Task requirements:
Extract each line holding the word "indicateur" from the entries.

Extracted data:
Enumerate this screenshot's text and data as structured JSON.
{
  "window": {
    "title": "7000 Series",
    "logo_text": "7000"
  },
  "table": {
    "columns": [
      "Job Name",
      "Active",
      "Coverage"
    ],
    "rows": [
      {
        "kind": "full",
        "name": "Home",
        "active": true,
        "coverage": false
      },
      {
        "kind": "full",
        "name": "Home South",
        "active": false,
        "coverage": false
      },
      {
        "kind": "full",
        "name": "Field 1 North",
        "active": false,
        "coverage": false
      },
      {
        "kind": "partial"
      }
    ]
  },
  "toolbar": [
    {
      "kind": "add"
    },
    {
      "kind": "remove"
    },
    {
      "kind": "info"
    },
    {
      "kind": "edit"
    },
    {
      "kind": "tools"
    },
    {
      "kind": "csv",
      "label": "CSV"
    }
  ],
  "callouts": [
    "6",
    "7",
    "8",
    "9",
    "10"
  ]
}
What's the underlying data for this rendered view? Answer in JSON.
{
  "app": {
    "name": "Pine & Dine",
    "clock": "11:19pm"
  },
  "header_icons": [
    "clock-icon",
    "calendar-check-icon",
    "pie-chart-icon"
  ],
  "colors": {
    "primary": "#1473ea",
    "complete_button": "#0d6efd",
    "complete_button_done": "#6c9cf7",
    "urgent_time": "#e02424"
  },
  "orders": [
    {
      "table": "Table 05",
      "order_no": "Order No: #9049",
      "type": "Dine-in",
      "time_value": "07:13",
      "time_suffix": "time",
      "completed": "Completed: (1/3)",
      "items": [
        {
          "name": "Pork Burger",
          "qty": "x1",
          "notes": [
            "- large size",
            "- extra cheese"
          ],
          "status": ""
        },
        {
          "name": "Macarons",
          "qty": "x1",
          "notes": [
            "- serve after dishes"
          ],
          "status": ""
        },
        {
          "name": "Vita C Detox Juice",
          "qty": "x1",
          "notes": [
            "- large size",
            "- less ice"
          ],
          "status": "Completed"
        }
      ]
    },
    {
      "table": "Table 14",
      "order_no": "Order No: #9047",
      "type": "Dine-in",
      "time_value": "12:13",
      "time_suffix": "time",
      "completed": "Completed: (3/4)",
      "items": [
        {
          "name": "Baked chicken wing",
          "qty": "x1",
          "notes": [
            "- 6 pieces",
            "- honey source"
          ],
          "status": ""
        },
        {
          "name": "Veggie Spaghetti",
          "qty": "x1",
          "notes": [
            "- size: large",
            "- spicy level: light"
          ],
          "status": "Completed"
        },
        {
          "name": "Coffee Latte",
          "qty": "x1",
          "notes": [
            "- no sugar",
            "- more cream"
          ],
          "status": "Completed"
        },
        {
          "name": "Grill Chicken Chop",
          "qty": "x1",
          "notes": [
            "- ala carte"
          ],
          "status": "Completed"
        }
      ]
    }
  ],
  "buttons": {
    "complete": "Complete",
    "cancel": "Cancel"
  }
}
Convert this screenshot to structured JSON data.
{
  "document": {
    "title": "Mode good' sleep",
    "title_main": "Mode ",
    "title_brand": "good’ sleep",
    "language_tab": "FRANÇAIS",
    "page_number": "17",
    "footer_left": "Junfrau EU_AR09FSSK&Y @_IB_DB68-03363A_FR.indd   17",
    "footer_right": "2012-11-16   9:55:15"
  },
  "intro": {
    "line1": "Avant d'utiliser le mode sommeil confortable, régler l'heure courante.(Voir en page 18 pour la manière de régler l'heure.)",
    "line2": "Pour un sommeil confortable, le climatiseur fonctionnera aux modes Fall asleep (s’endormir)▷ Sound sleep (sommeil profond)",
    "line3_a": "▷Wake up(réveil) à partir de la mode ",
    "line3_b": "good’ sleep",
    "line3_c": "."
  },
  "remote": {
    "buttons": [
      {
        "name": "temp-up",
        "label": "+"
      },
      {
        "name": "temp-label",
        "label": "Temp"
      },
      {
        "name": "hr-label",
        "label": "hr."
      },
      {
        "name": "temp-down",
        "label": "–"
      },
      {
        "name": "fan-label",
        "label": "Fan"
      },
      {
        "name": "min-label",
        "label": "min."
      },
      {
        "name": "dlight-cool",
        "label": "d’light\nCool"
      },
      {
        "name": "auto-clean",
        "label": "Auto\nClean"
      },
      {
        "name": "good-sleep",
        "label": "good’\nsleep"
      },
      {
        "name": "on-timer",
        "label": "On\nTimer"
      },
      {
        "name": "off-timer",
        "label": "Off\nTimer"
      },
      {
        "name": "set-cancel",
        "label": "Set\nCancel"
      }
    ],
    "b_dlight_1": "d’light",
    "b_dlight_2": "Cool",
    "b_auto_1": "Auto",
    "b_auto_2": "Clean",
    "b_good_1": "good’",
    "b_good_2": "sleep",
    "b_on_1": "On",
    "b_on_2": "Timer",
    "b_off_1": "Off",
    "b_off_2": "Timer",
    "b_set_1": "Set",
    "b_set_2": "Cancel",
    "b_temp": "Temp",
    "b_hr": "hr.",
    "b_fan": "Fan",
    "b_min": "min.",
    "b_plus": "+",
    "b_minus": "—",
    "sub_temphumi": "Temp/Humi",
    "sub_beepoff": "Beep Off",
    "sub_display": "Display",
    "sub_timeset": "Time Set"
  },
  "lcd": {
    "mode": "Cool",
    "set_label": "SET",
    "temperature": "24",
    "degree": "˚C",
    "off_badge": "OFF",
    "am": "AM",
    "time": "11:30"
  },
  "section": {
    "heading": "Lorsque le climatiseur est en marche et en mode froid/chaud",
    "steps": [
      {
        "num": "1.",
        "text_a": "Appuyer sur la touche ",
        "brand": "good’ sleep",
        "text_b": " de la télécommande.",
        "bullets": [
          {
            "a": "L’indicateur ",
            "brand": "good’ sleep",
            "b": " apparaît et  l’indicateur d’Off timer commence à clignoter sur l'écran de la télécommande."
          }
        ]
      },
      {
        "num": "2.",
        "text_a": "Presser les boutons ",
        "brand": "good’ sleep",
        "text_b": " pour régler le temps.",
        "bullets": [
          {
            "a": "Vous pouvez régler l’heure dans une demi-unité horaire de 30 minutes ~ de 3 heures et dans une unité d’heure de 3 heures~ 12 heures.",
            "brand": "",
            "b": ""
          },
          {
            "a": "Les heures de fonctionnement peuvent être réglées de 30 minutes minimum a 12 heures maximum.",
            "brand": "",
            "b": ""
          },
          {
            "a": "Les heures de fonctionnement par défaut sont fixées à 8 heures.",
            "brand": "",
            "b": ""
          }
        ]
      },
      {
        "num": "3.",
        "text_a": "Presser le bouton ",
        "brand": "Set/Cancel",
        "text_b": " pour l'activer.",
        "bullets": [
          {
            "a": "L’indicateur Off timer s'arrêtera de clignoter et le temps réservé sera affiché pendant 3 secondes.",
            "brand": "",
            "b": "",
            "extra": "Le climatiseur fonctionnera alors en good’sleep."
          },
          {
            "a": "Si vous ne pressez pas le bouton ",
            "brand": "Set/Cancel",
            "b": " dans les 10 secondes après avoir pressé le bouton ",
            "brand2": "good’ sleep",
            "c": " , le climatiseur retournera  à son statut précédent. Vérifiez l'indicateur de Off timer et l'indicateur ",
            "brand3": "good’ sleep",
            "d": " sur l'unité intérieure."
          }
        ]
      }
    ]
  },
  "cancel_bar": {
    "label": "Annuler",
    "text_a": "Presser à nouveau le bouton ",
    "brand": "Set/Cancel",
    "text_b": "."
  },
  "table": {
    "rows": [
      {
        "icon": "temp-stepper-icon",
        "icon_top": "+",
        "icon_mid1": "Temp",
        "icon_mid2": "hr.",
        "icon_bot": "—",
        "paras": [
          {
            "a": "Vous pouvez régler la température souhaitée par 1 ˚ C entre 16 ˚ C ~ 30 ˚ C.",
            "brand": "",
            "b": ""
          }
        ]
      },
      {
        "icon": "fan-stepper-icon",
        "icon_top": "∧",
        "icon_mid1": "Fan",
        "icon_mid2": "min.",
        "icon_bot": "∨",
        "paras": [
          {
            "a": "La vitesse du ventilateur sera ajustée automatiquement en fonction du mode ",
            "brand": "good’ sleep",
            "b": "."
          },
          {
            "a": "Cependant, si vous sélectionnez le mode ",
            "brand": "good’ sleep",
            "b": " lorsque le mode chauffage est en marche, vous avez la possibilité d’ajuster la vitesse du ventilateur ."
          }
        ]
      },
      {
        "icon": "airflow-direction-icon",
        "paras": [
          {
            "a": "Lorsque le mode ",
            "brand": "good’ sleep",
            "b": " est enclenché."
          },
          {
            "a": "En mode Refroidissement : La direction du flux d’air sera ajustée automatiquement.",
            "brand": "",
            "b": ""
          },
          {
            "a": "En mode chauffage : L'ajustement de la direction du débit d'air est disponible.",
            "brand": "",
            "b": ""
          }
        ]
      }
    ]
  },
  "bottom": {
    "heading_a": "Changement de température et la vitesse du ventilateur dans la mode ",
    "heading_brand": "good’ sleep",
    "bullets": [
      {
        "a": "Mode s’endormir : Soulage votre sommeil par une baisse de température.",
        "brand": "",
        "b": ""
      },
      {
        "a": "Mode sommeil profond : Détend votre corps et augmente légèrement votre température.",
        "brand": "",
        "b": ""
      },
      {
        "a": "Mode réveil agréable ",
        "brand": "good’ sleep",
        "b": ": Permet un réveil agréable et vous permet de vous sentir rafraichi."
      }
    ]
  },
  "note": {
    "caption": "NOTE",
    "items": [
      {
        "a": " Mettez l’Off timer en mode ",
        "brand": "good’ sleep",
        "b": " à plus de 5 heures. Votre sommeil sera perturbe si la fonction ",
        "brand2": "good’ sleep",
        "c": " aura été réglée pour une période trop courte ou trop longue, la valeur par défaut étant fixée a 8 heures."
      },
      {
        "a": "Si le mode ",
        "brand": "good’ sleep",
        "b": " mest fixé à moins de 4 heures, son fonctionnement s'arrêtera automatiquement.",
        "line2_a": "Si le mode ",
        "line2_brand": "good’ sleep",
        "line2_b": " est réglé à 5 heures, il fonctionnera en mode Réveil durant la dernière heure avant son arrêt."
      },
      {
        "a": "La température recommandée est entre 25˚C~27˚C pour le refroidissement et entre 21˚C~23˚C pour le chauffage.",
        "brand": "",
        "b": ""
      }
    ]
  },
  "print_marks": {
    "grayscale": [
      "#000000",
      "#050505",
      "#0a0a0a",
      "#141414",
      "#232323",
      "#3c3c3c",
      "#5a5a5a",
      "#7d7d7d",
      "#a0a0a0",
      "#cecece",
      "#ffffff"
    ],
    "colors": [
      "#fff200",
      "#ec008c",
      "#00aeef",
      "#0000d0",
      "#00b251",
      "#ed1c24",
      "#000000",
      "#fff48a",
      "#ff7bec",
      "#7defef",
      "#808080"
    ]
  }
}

Reply:
            "a": "L’indicateur ",
            "b": " apparaît et  l’indicateur d’Off timer commence à clignoter sur l'écran de la télécommande."
            "a": "L’indicateur Off timer s'arrêtera de clignoter et le temps réservé sera affiché pendant 3 secondes.",
            "c": " , le climatiseur retournera  à son statut précédent. Vérifiez l'indicateur de Off timer et l'indicateur ",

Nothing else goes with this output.